Then there is the wildlife autghority's point of view. They are enforcing the government policy and as the police force here are NOT popular. The animals are protected and bring in revenue. The community (through the CRB – the Community Resource Board) gets quite a lot of money from tourism. Schools and clinics are built with these funds. This money pays for the solar fences. The problem here is that in most cases the money that comes in to the CRB gets to the executive committee and goes no further. There is NO accountability and the money just dis-a-ppears. Which was certainly the case in Malama. With the powerful chief as patron of the CRB and often very active in the pilfering people do not feel able to speak out.
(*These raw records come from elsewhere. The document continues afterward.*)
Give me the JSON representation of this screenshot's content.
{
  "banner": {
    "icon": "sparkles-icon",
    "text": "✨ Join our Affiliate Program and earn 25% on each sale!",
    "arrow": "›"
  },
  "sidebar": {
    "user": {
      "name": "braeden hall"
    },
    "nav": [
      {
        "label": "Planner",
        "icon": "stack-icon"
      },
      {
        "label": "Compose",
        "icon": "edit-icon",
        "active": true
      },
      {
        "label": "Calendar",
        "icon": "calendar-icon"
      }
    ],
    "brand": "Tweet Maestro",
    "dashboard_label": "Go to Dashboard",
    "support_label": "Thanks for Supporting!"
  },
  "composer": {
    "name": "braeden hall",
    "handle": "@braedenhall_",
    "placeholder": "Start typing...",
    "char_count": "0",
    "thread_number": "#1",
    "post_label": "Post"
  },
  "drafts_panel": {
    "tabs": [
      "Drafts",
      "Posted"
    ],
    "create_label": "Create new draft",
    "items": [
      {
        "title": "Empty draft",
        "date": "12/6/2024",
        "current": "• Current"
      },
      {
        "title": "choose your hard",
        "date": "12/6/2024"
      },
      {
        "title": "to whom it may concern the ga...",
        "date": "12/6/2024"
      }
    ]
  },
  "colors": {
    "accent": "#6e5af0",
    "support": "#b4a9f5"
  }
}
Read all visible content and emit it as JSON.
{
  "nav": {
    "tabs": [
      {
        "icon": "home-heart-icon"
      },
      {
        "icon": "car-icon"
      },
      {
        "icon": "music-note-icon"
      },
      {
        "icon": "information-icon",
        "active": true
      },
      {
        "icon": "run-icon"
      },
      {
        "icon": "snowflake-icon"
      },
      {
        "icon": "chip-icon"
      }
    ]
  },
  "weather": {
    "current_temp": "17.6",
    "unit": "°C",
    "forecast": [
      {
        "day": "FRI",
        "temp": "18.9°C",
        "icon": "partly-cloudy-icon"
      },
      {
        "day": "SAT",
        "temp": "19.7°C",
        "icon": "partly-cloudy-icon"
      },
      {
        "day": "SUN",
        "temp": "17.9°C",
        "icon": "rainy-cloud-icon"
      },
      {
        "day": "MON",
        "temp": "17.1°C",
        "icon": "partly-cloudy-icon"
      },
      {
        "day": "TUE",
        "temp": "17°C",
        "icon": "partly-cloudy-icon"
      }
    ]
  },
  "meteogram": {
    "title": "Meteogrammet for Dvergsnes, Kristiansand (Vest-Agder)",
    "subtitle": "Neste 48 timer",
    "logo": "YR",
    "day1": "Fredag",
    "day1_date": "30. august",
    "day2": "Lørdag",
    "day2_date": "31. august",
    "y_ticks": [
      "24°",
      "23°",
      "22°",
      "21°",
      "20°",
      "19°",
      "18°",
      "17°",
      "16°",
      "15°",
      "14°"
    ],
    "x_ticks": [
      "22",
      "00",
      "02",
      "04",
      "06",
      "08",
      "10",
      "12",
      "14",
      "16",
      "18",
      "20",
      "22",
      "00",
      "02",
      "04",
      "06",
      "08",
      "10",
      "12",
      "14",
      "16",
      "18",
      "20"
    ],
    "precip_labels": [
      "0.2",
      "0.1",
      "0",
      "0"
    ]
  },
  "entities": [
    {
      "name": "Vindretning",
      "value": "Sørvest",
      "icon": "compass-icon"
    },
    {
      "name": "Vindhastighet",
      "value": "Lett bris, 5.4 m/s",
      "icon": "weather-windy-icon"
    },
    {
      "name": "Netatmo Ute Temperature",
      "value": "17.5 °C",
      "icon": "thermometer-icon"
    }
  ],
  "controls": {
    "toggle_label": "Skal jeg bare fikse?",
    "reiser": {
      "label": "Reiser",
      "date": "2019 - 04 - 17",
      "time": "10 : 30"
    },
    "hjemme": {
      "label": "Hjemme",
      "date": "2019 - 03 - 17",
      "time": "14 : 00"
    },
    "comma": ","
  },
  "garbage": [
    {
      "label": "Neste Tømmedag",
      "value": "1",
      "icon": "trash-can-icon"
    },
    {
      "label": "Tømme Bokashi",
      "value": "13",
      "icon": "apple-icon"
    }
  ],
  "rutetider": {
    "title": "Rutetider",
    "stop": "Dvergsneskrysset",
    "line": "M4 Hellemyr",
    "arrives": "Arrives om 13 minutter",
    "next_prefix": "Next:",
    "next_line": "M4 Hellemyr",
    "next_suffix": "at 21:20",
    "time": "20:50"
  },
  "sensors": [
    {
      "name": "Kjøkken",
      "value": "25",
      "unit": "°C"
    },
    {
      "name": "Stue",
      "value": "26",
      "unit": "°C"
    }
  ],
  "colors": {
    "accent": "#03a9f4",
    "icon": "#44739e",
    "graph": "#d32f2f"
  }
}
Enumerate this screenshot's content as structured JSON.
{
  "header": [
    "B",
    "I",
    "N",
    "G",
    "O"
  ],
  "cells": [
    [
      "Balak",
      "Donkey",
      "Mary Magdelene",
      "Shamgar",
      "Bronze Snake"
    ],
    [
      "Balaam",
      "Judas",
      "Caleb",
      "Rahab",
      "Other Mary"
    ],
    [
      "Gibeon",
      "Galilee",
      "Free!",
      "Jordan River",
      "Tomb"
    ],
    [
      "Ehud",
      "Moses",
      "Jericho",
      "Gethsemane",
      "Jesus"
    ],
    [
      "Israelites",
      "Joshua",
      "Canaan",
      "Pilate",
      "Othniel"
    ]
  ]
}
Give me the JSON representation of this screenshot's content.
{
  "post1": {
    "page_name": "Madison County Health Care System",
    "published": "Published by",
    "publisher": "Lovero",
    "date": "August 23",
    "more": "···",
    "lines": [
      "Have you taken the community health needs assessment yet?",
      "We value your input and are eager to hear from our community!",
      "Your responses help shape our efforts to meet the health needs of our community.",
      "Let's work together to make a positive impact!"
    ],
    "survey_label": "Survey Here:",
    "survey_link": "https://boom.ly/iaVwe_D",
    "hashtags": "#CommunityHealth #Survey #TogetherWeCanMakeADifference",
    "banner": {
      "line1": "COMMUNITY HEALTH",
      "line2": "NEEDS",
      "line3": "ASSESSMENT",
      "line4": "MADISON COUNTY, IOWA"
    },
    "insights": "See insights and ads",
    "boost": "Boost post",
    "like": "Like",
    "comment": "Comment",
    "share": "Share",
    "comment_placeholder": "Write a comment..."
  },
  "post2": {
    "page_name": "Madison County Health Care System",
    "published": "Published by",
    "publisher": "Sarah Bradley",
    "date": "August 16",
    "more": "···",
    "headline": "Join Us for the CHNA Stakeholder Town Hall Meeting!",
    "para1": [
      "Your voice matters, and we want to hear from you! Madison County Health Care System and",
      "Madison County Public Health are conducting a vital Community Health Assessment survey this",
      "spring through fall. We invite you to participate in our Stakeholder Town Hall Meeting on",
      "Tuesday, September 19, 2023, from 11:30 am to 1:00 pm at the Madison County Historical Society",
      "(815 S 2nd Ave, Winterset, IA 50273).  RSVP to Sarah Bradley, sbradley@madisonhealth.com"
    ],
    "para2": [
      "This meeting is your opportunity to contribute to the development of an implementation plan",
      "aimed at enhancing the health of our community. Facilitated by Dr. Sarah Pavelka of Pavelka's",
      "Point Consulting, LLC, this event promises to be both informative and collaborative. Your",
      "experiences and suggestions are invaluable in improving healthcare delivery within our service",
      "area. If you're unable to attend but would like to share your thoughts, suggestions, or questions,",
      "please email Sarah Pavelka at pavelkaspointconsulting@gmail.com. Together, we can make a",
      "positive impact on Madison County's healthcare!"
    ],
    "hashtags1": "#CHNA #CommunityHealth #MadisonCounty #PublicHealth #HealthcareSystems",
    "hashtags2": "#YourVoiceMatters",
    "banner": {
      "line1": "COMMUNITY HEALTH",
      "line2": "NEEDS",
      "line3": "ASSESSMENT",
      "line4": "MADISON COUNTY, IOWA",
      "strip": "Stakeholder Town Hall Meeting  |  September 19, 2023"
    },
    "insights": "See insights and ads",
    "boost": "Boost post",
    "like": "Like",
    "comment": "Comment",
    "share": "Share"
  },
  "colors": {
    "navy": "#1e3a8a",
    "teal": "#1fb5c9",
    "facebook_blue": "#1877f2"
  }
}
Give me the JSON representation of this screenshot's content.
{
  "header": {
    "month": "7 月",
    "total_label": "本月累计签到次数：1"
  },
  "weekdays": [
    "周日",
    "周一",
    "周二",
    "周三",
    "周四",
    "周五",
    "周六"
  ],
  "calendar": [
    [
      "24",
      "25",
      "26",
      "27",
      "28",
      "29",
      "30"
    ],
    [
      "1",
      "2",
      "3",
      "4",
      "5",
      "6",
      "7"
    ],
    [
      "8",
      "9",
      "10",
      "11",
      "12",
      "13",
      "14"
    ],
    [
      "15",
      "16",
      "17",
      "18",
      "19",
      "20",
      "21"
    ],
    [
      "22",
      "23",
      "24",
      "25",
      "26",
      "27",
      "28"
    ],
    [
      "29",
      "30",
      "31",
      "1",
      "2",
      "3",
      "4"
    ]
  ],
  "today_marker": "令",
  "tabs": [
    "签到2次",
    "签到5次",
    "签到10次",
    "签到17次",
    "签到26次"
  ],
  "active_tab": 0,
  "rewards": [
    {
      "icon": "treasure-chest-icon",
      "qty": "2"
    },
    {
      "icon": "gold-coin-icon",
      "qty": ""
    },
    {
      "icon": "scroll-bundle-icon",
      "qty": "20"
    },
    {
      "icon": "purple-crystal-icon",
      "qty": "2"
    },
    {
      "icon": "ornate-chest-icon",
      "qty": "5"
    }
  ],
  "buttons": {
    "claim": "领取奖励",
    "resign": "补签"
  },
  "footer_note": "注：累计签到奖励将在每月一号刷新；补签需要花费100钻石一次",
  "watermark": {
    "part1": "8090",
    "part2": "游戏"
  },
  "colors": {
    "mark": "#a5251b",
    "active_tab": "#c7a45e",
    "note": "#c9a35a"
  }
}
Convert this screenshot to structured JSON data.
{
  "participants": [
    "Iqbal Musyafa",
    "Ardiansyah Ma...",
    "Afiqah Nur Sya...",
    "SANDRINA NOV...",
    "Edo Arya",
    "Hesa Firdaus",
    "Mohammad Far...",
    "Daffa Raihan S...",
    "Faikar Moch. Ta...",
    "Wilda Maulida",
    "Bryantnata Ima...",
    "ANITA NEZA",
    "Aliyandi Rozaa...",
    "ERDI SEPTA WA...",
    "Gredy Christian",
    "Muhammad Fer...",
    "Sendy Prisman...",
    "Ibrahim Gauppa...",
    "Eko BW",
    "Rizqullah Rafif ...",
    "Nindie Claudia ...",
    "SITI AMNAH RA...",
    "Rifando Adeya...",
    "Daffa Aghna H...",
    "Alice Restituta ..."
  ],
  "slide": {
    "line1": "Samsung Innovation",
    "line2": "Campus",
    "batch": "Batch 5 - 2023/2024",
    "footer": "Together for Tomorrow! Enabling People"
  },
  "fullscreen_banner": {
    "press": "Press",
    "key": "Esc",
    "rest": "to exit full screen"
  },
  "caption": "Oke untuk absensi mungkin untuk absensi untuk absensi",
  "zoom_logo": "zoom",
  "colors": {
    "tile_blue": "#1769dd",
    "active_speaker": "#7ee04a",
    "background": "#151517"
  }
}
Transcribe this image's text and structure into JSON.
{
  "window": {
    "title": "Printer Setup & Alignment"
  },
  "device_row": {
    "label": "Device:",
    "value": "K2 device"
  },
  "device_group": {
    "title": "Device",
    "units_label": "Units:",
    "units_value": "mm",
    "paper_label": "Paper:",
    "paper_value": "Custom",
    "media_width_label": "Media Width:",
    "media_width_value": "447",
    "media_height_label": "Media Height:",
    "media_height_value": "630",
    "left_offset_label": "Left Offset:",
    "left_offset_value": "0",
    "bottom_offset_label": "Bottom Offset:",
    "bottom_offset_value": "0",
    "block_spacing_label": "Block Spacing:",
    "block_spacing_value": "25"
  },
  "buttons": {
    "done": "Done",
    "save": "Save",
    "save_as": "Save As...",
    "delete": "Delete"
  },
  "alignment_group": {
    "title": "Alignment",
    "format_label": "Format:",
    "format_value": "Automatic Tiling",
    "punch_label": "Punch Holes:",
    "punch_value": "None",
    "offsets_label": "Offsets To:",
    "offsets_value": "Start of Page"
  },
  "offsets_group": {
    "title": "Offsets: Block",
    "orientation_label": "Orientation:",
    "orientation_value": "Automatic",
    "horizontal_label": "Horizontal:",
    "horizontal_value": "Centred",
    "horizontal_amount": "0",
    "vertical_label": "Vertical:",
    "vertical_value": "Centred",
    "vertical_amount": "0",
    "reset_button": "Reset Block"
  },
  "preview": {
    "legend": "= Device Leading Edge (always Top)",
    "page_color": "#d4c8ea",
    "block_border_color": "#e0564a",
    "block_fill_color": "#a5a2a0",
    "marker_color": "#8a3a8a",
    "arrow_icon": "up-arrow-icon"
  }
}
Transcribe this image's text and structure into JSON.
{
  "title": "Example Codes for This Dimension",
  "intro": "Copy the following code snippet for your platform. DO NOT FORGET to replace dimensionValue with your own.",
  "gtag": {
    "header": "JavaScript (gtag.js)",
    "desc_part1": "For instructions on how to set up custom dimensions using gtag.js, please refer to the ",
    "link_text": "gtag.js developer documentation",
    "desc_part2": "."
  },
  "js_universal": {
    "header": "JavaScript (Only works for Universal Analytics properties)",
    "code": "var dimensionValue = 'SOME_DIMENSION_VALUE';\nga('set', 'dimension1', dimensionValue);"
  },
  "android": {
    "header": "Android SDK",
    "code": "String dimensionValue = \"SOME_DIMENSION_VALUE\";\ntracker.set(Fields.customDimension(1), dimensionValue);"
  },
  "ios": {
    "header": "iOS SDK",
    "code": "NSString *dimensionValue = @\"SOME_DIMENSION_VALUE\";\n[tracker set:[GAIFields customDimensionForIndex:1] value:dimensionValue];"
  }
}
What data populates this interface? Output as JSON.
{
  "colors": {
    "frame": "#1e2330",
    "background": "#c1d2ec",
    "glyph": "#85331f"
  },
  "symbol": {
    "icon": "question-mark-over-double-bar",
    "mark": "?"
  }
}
So our job was to bring the community’s point of view to the attention of the wildlife authority, the wildlife authority’s point of view to the community and everything in between. And find solutions. The son, in the play (whose caught poaching) asks the wildlife authority man in the audience – “Answer me honestly. Could you manage to live the whole year without eating any vegetables? Only the occasional dish of pumpkin leaves or wild ocre?” In our research almost everyone said that when someone was killed by an animal the wildlife authority took days, if not weeks to come and investigate and then usually only send one officer, but if someone kills and animal then they come with car loads of wildlife police officers, cars bristling with firearms. Sarah, in the form of the long-suffering mother said this and the audience broke into applause. She asked the audience if this was true and a lady stood up and explained that it took almost a week for someone to come and investigate the death of man named Harrison in March. He was killed by an elephant. A very heated debate followed, and the actors did a sterling job of facilitating this. Wildlife authority explained their point of view really well and gave a public apology for their slow reaction.

Also brought to light the CRB nicking the money (but done very tactfully coz we didn’t want to piss the chief off who could basically close us down). When Bernard, acting the part of a grumpy old father, said that the CRB was not working properly and was ‘eating’ all the money the audience broke into applause. Finally! The issue is out. The poor chairman got a really hard time and at one point looked like he wanted to hit someone but at least its being discussed and they are being brought to account.

Oh there was lots more. Audience suggested more wire on the fences to stop the baboons, to look at CRB’s budget so that people can get compensated (the government does not compensate for loss of life or property by wildlife) and so on and so on and so on. I feel like I’m droning on and on and not explaining myself very well so I’m going to stop now. Overall though I’m chuffed. A win win situation, we’re all singing from the same hymn sheet, we’ve levelled the playing field and we haven’t moved the goal posts.

1 comment:

tam said...

but you have created a whole new box for people to think out of. or in, for that matter.
Well done, its so high time that this was done. Now if you guys can just come and stay in Alex for a week and do a play about Xenophobia...